Born on February 2nd 1972 in Ontario, Canada, cellist Zoë Keating has carved her own niche in contemporary classical music.
Keating began playing the cello at the age of just 8 years old, studying classical repertoire and eventually obtaining a liberal arts degree from Sarah Lawrence College in New York.
By her own admission, Keating's early ambition of being a traditional orchestral cellist was dashed after her experience at the San Francisco Conservatory of Music - the audition process was so daunting that she was unable to perform at her best, and she vowed never to play classical music again.
Keating is perhaps best-known for her ongoing One Cello x 16 project, which features her signature looping style of cello playing, layering up melodic fragments until a huge sound is formed.

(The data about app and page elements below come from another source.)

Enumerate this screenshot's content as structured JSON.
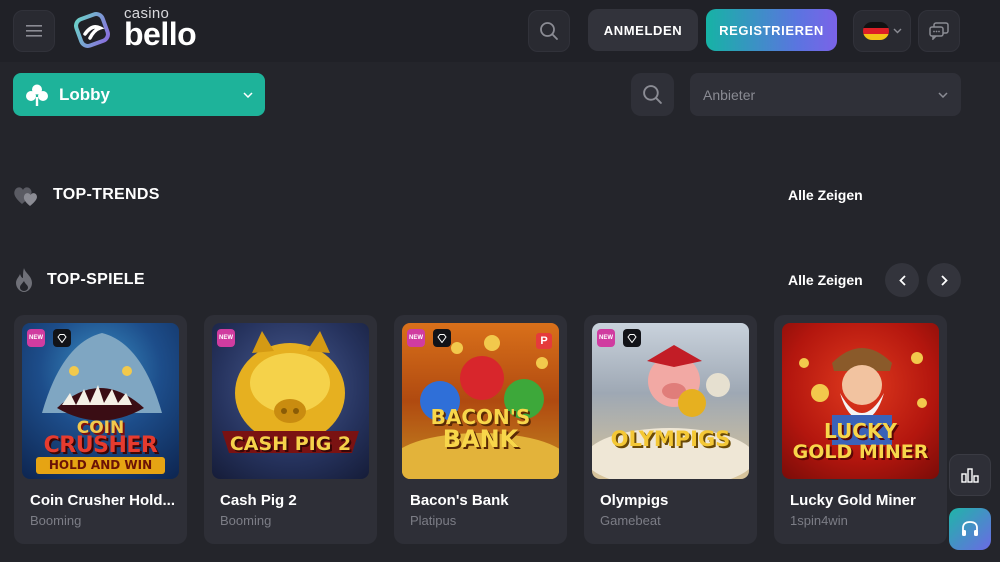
{
  "header": {
    "logo": {
      "small": "casino",
      "big": "bello"
    },
    "login_label": "ANMELDEN",
    "register_label": "REGISTRIEREN",
    "language": "de"
  },
  "filters": {
    "category_label": "Lobby",
    "provider_placeholder": "Anbieter"
  },
  "sections": {
    "trends": {
      "title": "TOP-TRENDS",
      "show_all": "Alle Zeigen"
    },
    "games": {
      "title": "TOP-SPIELE",
      "show_all": "Alle Zeigen"
    }
  },
  "games": [
    {
      "name": "Coin Crusher Hold...",
      "provider": "Booming",
      "art_title_1": "COIN",
      "art_title_2": "CRUSHER",
      "art_title_3": "HOLD AND WIN",
      "badges": [
        "new",
        "diamond"
      ]
    },
    {
      "name": "Cash Pig 2",
      "provider": "Booming",
      "art_title_1": "CASH PIG 2",
      "badges": [
        "new"
      ]
    },
    {
      "name": "Bacon's Bank",
      "provider": "Platipus",
      "art_title_1": "BACON'S",
      "art_title_2": "BANK",
      "art_badge": "P",
      "badges": [
        "new",
        "diamond"
      ]
    },
    {
      "name": "Olympigs",
      "provider": "Gamebeat",
      "art_title_1": "OLYMPIGS",
      "badges": [
        "new",
        "diamond"
      ]
    },
    {
      "name": "Lucky Gold Miner",
      "provider": "1spin4win",
      "art_title_1": "LUCKY",
      "art_title_2": "GOLD MINER",
      "badges": []
    }
  ],
  "badge_new_label": "NEW",
  "colors": {
    "background": "#24252b",
    "accent": "#1eb39a",
    "register_gradient_start": "#16b3a5",
    "register_gradient_end": "#7b63e8"
  },
  "icons": {
    "menu": "hamburger-icon",
    "search": "search-icon",
    "chat": "chat-icon",
    "lobby": "clover-icon",
    "trends": "hearts-icon",
    "games": "flame-icon",
    "stats": "bar-chart-icon",
    "support": "headset-icon"
  }
}
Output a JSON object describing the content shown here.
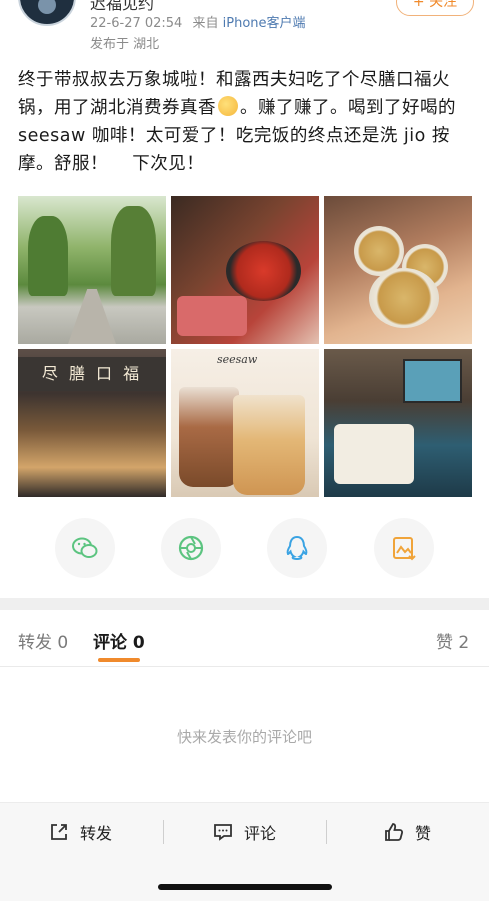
{
  "user": {
    "name": "迟福见约",
    "follow_label": "+ 关注",
    "meta_date": "22-6-27 02:54",
    "meta_from_prefix": "来自",
    "meta_source": "iPhone客户端",
    "location": "发布于 湖北"
  },
  "post": {
    "text_part1": "终于带叔叔去万象城啦！和露西夫妇吃了个尽膳口福火锅，用了湖北消费券真香",
    "text_part2": "。赚了赚了。喝到了好喝的 seesaw 咖啡！太可爱了！吃完饭的终点还是洗 jio 按摩。舒服！    下次见！",
    "photos": [
      {
        "name": "park-path-photo"
      },
      {
        "name": "hotpot-photo"
      },
      {
        "name": "tea-cheers-photo"
      },
      {
        "name": "restaurant-front-photo",
        "sign": "尽 膳 口 福"
      },
      {
        "name": "seesaw-coffee-photo",
        "brand": "seesaw"
      },
      {
        "name": "massage-room-photo"
      }
    ]
  },
  "share": [
    {
      "icon": "wechat-icon",
      "color": "#5cc480"
    },
    {
      "icon": "moments-icon",
      "color": "#5cc480"
    },
    {
      "icon": "qq-icon",
      "color": "#3aa3e3"
    },
    {
      "icon": "save-image-icon",
      "color": "#f0a43a"
    }
  ],
  "tabs": {
    "repost": "转发 0",
    "comment": "评论 0",
    "like": "赞 2"
  },
  "comments": {
    "empty_hint": "快来发表你的评论吧"
  },
  "bottom_bar": {
    "repost": "转发",
    "comment": "评论",
    "like": "赞"
  },
  "colors": {
    "accent": "#f08a2c",
    "link": "#4e7ab0"
  }
}
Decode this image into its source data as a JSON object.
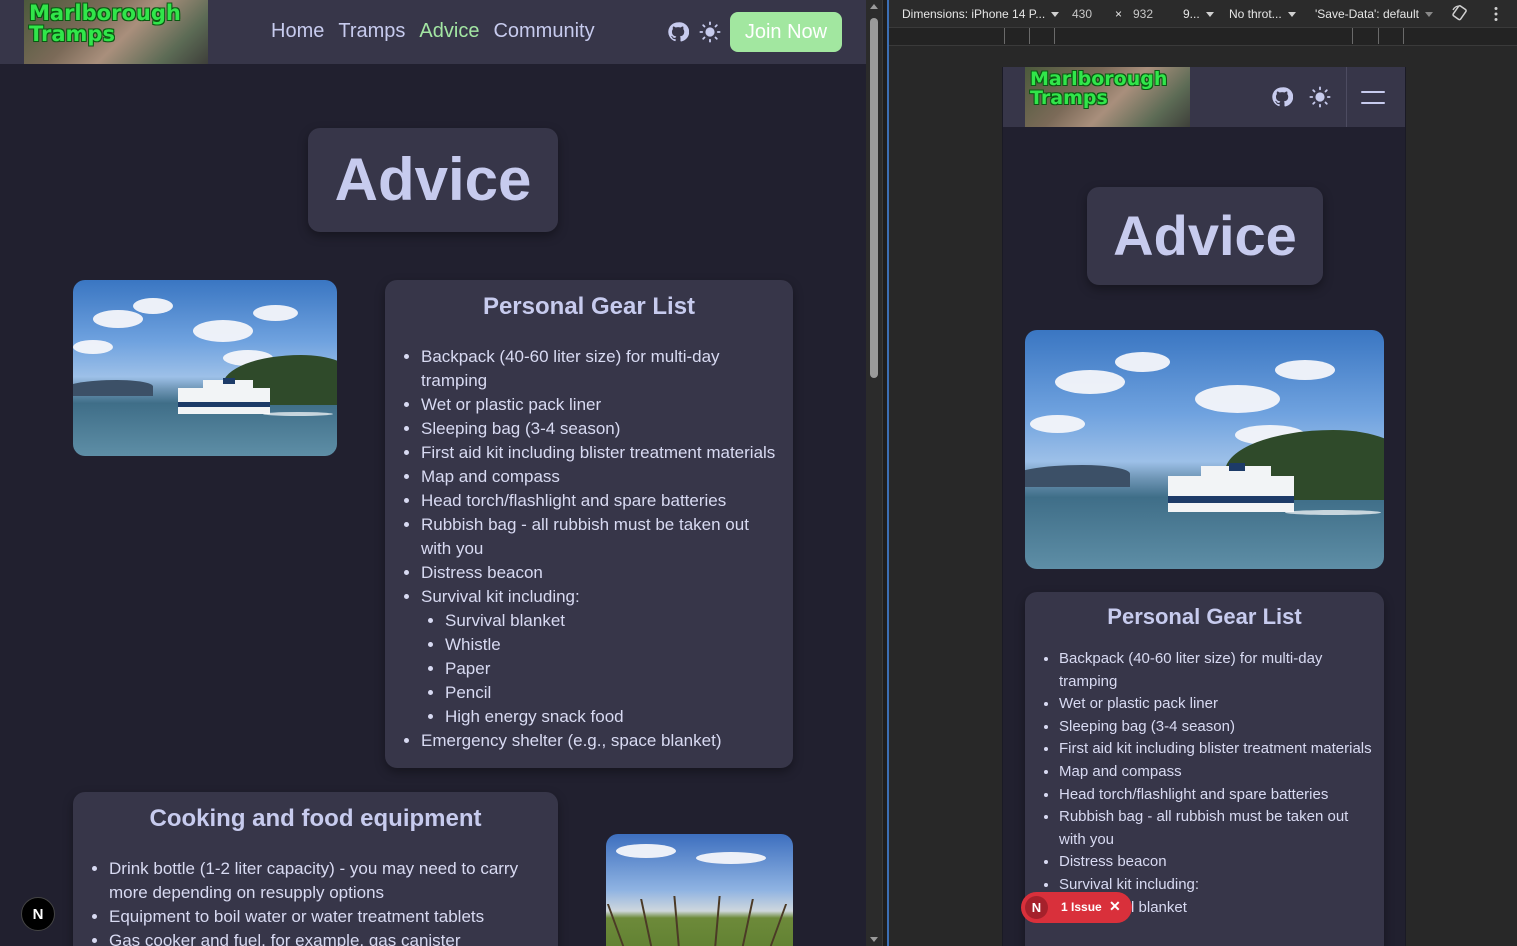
{
  "site": {
    "logo_line1": "Marlborough",
    "logo_line2": "Tramps",
    "nav": [
      "Home",
      "Tramps",
      "Advice",
      "Community"
    ],
    "active_nav": "Advice",
    "join_label": "Join Now",
    "page_title": "Advice",
    "colors": {
      "background": "#21202f",
      "card": "#373649",
      "title_text": "#c7cbee",
      "active_link": "#a3e6a3",
      "join_button": "#a2e7a0",
      "logo_green": "#31e64a"
    },
    "icons": [
      "github-icon",
      "sun-icon",
      "menu-icon"
    ]
  },
  "gear": {
    "title": "Personal Gear List",
    "items": [
      "Backpack (40-60 liter size) for multi-day tramping",
      "Wet or plastic pack liner",
      "Sleeping bag (3-4 season)",
      "First aid kit including blister treatment materials",
      "Map and compass",
      "Head torch/flashlight and spare batteries",
      "Rubbish bag - all rubbish must be taken out with you",
      "Distress beacon",
      "Survival kit including:"
    ],
    "survival_items": [
      "Survival blanket",
      "Whistle",
      "Paper",
      "Pencil",
      "High energy snack food"
    ],
    "last_item": "Emergency shelter (e.g., space blanket)"
  },
  "cooking": {
    "title": "Cooking and food equipment",
    "items": [
      "Drink bottle (1-2 liter capacity) - you may need to carry more depending on resupply options",
      "Equipment to boil water or water treatment tablets",
      "Gas cooker and fuel, for example, gas canister"
    ]
  },
  "mobile_gear_items": [
    "Backpack (40-60 liter size) for multi-day tramping",
    "Wet or plastic pack liner",
    "Sleeping bag (3-4 season)",
    "First aid kit including blister treatment materials",
    "Map and compass",
    "Head torch/flashlight and spare batteries",
    "Rubbish bag - all rubbish must be taken out with you",
    "Distress beacon",
    "Survival kit including:"
  ],
  "mobile_survival_first": "Survival blanket",
  "nextjs": {
    "badge": "N",
    "issue_label": "1 Issue",
    "close_glyph": "✕"
  },
  "devtools": {
    "dimensions": "Dimensions: iPhone 14 P...",
    "width": "430",
    "times": "×",
    "height": "932",
    "zoom": "9...",
    "throttle": "No throt...",
    "save_data": "'Save-Data': default"
  }
}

Zoë has amassed a gargantuan following on Twitter of well over a million people. Followers can expect tour updates, cooking successes, backstage snaps and pictures of her cat, Max.
For her own albums, Keating uses complex electronic looping techniques to give her cello a choral, multi-layered sound.
Keating has guested on countless recordings by other artists, perhaps most notably on albums by electro songwriter Imogen Heap (pictured), who was so enthused with her that she took Keating on tour with her.
Between 2002 and 2006, Keating was a full-time member of the cello-centric rock band Rasputina, who have links with acts as diverse as Marilyn Manson and Nirvana.
Alongside Ben Folds, Keating was a guest musician on the debut album by controversial singer and former member of The Dresden Dolls, Amanda Palmer (you can just make out Zoë in the background).
Keating has said on several occasions that her success is down to her embracing of technology. From selling her records via her own online shop, direct to consumers, to her deep knowledge of the computer programmes that allow her to make her music, it seems being a geek has served her well.
On her blog, Keating is surprisingly up-front about her experiences of the music industry, from writing about the perils of licensing music for TV and films to the exact number of streams and corresponding royalties she makes from Spotify.
Music from several of her albums have been featured in various television programmes and movies, from a US version of Sherlock to the Oscar-nominated Tom Hardy film Warrior.
2011 saw Keating's Into The Trees album pick up an Independent Music Award in the Contemporary Classical category. The judging panel included Andrew W.K., Portishead's Beth Gibbons and Tom Waits.
2014 will see Zoë appear on a cruise ship, as part of a festival curated by the songwriter Jonathan Coulton.
Despite making her living from being an international touring cellist, Keating was also an information architect, and worked on projects for the Database of Recorded American music before becoming a professional musician.